◆ WHAT THIS TASK INVOLVES
From the material below, list every line containing "images".

BEGIN INPUT

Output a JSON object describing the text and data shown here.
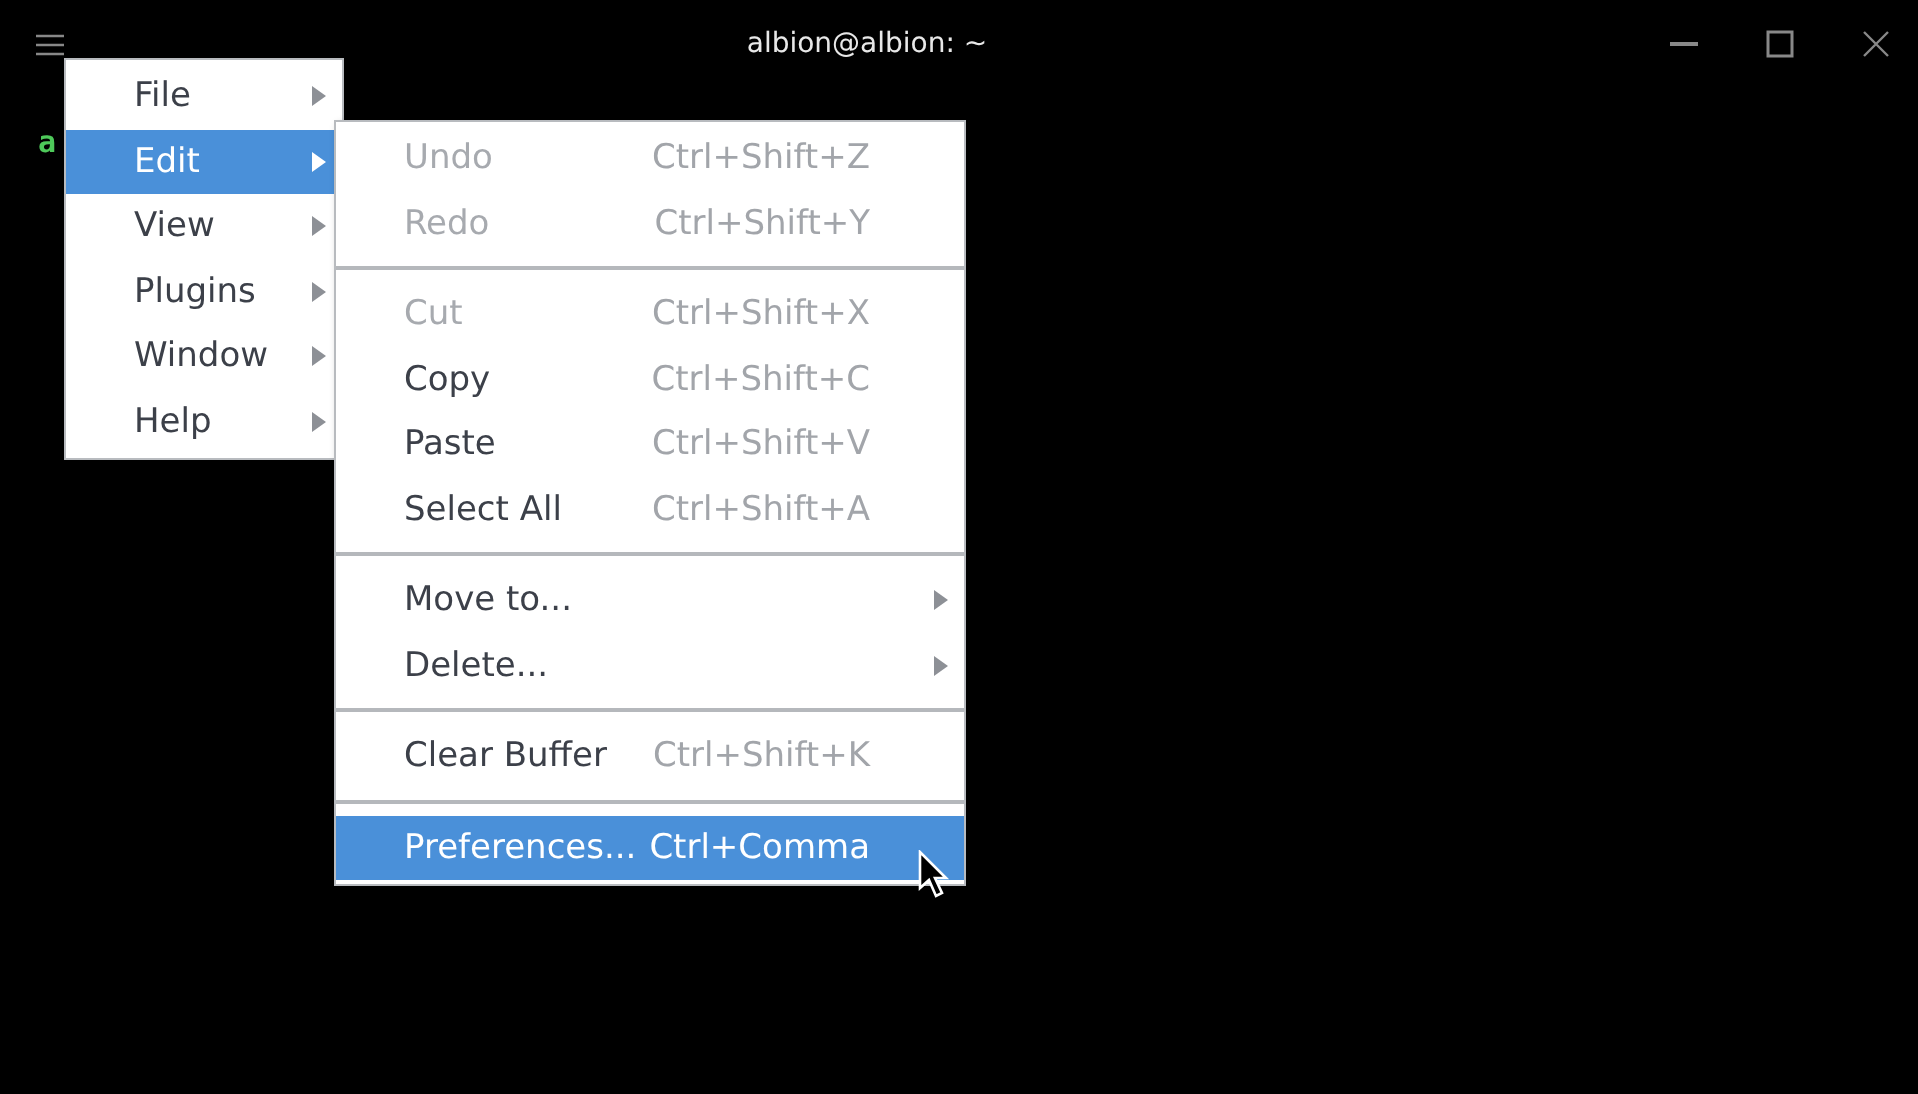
{
  "window": {
    "title": "albion@albion: ~"
  },
  "terminal": {
    "text": "a"
  },
  "menu": {
    "items": [
      {
        "label": "File",
        "selected": false
      },
      {
        "label": "Edit",
        "selected": true
      },
      {
        "label": "View",
        "selected": false
      },
      {
        "label": "Plugins",
        "selected": false
      },
      {
        "label": "Window",
        "selected": false
      },
      {
        "label": "Help",
        "selected": false
      }
    ]
  },
  "submenu": {
    "items": [
      {
        "kind": "item",
        "label": "Undo",
        "shortcut": "Ctrl+Shift+Z",
        "disabled": true,
        "selected": false,
        "has_submenu": false
      },
      {
        "kind": "item",
        "label": "Redo",
        "shortcut": "Ctrl+Shift+Y",
        "disabled": true,
        "selected": false,
        "has_submenu": false
      },
      {
        "kind": "separator"
      },
      {
        "kind": "item",
        "label": "Cut",
        "shortcut": "Ctrl+Shift+X",
        "disabled": true,
        "selected": false,
        "has_submenu": false
      },
      {
        "kind": "item",
        "label": "Copy",
        "shortcut": "Ctrl+Shift+C",
        "disabled": false,
        "selected": false,
        "has_submenu": false
      },
      {
        "kind": "item",
        "label": "Paste",
        "shortcut": "Ctrl+Shift+V",
        "disabled": false,
        "selected": false,
        "has_submenu": false
      },
      {
        "kind": "item",
        "label": "Select All",
        "shortcut": "Ctrl+Shift+A",
        "disabled": false,
        "selected": false,
        "has_submenu": false
      },
      {
        "kind": "separator"
      },
      {
        "kind": "item",
        "label": "Move to...",
        "disabled": false,
        "selected": false,
        "has_submenu": true
      },
      {
        "kind": "item",
        "label": "Delete...",
        "disabled": false,
        "selected": false,
        "has_submenu": true
      },
      {
        "kind": "separator"
      },
      {
        "kind": "item",
        "label": "Clear Buffer",
        "shortcut": "Ctrl+Shift+K",
        "disabled": false,
        "selected": false,
        "has_submenu": false
      },
      {
        "kind": "separator"
      },
      {
        "kind": "item",
        "label": "Preferences...",
        "shortcut": "Ctrl+Comma",
        "disabled": false,
        "selected": true,
        "has_submenu": false
      }
    ]
  }
}
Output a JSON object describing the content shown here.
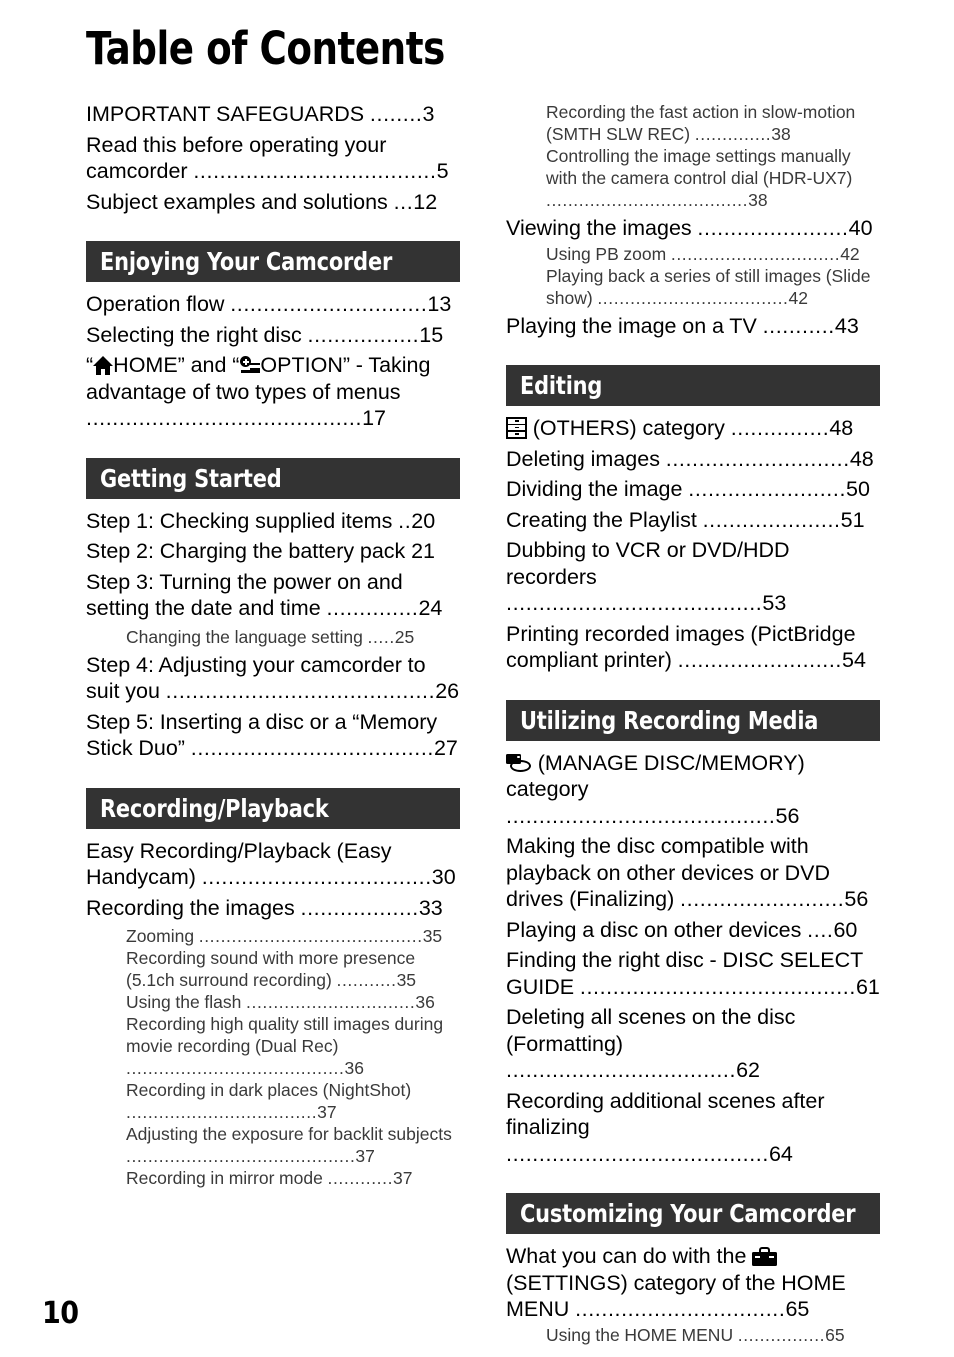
{
  "page": {
    "title": "Table of Contents",
    "folio": "10",
    "band_color": "#333333",
    "text_color": "#000000",
    "background": "#ffffff"
  },
  "icons": {
    "home": "home-icon",
    "option": "option-icon",
    "others": "others-category-icon",
    "manage_disc": "manage-disc-memory-icon",
    "settings": "settings-toolbox-icon"
  },
  "left_column": {
    "intro_entries": [
      {
        "text": "IMPORTANT SAFEGUARDS ",
        "dots": "........",
        "page": "3",
        "level": "main"
      },
      {
        "text": "Read this before operating your camcorder ",
        "dots": ".....................................",
        "page": "5",
        "level": "main"
      },
      {
        "text": "Subject examples and solutions ",
        "dots": "...",
        "page": "12",
        "level": "main"
      }
    ],
    "sections": [
      {
        "band": "Enjoying Your Camcorder",
        "entries": [
          {
            "text": "Operation flow ",
            "dots": "..............................",
            "page": "13",
            "level": "main"
          },
          {
            "text": "Selecting the right disc ",
            "dots": ".................",
            "page": "15",
            "level": "main"
          },
          {
            "text_pre": "“",
            "icon": "home",
            "text_mid": "HOME” and “",
            "icon2": "option",
            "text_post": "OPTION”\n- Taking advantage of two types of menus ",
            "dots": "..........................................",
            "page": "17",
            "level": "main-icon-home-option"
          }
        ]
      },
      {
        "band": "Getting Started",
        "entries": [
          {
            "text": "Step 1: Checking supplied items ",
            "dots": "..",
            "page": "20",
            "level": "main"
          },
          {
            "text": "Step 2: Charging the battery pack ",
            "dots": "",
            "page": "21",
            "level": "main"
          },
          {
            "text": "Step 3: Turning the power on and setting the date and time ",
            "dots": "..............",
            "page": "24",
            "level": "main"
          },
          {
            "text": "Changing the language setting ",
            "dots": ".....",
            "page": "25",
            "level": "sub"
          },
          {
            "text": "Step 4: Adjusting your camcorder to suit you ",
            "dots": ".........................................",
            "page": "26",
            "level": "main"
          },
          {
            "text": "Step 5: Inserting a disc or a “Memory Stick Duo” ",
            "dots": ".....................................",
            "page": "27",
            "level": "main"
          }
        ]
      },
      {
        "band": "Recording/Playback",
        "entries": [
          {
            "text": "Easy Recording/Playback (Easy Handycam) ",
            "dots": "...................................",
            "page": "30",
            "level": "main"
          },
          {
            "text": "Recording the images ",
            "dots": "..................",
            "page": "33",
            "level": "main"
          },
          {
            "text": "Zooming ",
            "dots": ".........................................",
            "page": "35",
            "level": "sub"
          },
          {
            "text": "Recording sound with more presence (5.1ch surround recording) ",
            "dots": "...........",
            "page": "35",
            "level": "sub"
          },
          {
            "text": "Using the flash ",
            "dots": "...............................",
            "page": "36",
            "level": "sub"
          },
          {
            "text": "Recording high quality still images during movie recording (Dual Rec)",
            "dots": " ........................................",
            "page": "36",
            "level": "sub"
          },
          {
            "text": "Recording in dark places (NightShot) ",
            "dots": "...................................",
            "page": "37",
            "level": "sub"
          },
          {
            "text": "Adjusting the exposure for backlit subjects ",
            "dots": "..........................................",
            "page": "37",
            "level": "sub"
          },
          {
            "text": "Recording in mirror mode ",
            "dots": "............",
            "page": "37",
            "level": "sub"
          }
        ]
      }
    ]
  },
  "right_column": {
    "continued_entries": [
      {
        "text": "Recording the fast action in slow-motion (SMTH SLW REC) ",
        "dots": "..............",
        "page": "38",
        "level": "sub"
      },
      {
        "text": "Controlling the image settings manually with the camera control dial (HDR-UX7) ",
        "dots": ".....................................",
        "page": "38",
        "level": "sub"
      },
      {
        "text": "Viewing the images ",
        "dots": ".......................",
        "page": "40",
        "level": "main"
      },
      {
        "text": "Using PB zoom ",
        "dots": "...............................",
        "page": "42",
        "level": "sub"
      },
      {
        "text": "Playing back a series of still images (Slide show) ",
        "dots": "...................................",
        "page": "42",
        "level": "sub"
      },
      {
        "text": "Playing the image on a TV ",
        "dots": "...........",
        "page": "43",
        "level": "main"
      }
    ],
    "sections": [
      {
        "band": "Editing",
        "entries": [
          {
            "icon": "others",
            "text": " (OTHERS) category ",
            "dots": "...............",
            "page": "48",
            "level": "main-icon"
          },
          {
            "text": "Deleting images ",
            "dots": "............................",
            "page": "48",
            "level": "main"
          },
          {
            "text": "Dividing the image ",
            "dots": "........................",
            "page": "50",
            "level": "main"
          },
          {
            "text": "Creating the Playlist ",
            "dots": ".....................",
            "page": "51",
            "level": "main"
          },
          {
            "text": "Dubbing to VCR or DVD/HDD recorders ",
            "dots": ".......................................",
            "page": "53",
            "level": "main"
          },
          {
            "text": "Printing recorded images (PictBridge compliant printer) ",
            "dots": ".........................",
            "page": "54",
            "level": "main"
          }
        ]
      },
      {
        "band": "Utilizing Recording Media",
        "entries": [
          {
            "icon": "manage_disc",
            "text": " (MANAGE DISC/MEMORY) category ",
            "dots": ".........................................",
            "page": "56",
            "level": "main-icon"
          },
          {
            "text": "Making the disc compatible with playback on other devices or DVD drives (Finalizing) ",
            "dots": ".........................",
            "page": "56",
            "level": "main"
          },
          {
            "text": "Playing a disc on other devices ",
            "dots": "....",
            "page": "60",
            "level": "main"
          },
          {
            "text": "Finding the right disc - DISC SELECT GUIDE ",
            "dots": "..........................................",
            "page": "61",
            "level": "main"
          },
          {
            "text": "Deleting all scenes on the disc (Formatting) ",
            "dots": "...................................",
            "page": "62",
            "level": "main"
          },
          {
            "text": "Recording additional scenes after finalizing ",
            "dots": "........................................",
            "page": "64",
            "level": "main"
          }
        ]
      },
      {
        "band": "Customizing Your Camcorder",
        "entries": [
          {
            "text_pre": "What you can do with the\n",
            "icon": "settings",
            "text_post": " (SETTINGS) category of the HOME MENU ",
            "dots": "................................",
            "page": "65",
            "level": "main-icon-settings"
          },
          {
            "text": "Using the HOME MENU ",
            "dots": "................",
            "page": "65",
            "level": "sub"
          }
        ]
      }
    ]
  }
}
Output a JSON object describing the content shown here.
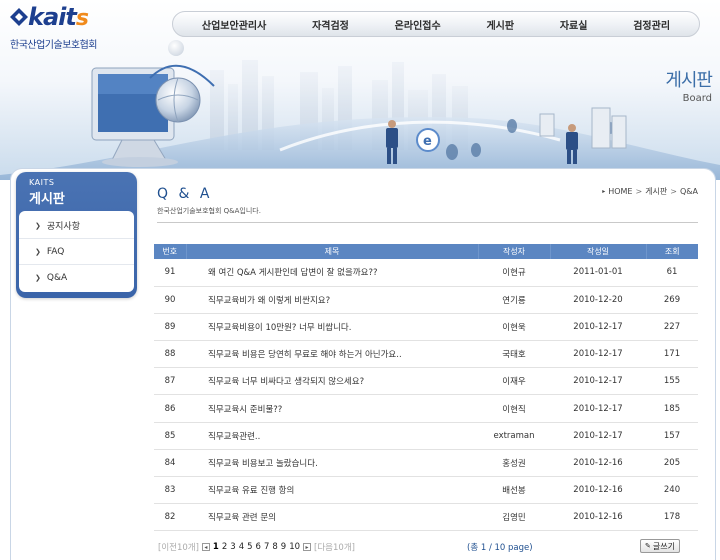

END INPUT

◆ RESPONSE FOR THIS EXERCISE
            "text": "Recording the images ",
            "text": "Recording high quality still images during movie recording (Dual Rec)",
        "text": "Viewing the images ",
        "text": "Playing back a series of still images (Slide show) ",
            "text": "Deleting images ",
            "text": "Printing recorded images (PictBridge compliant printer) ",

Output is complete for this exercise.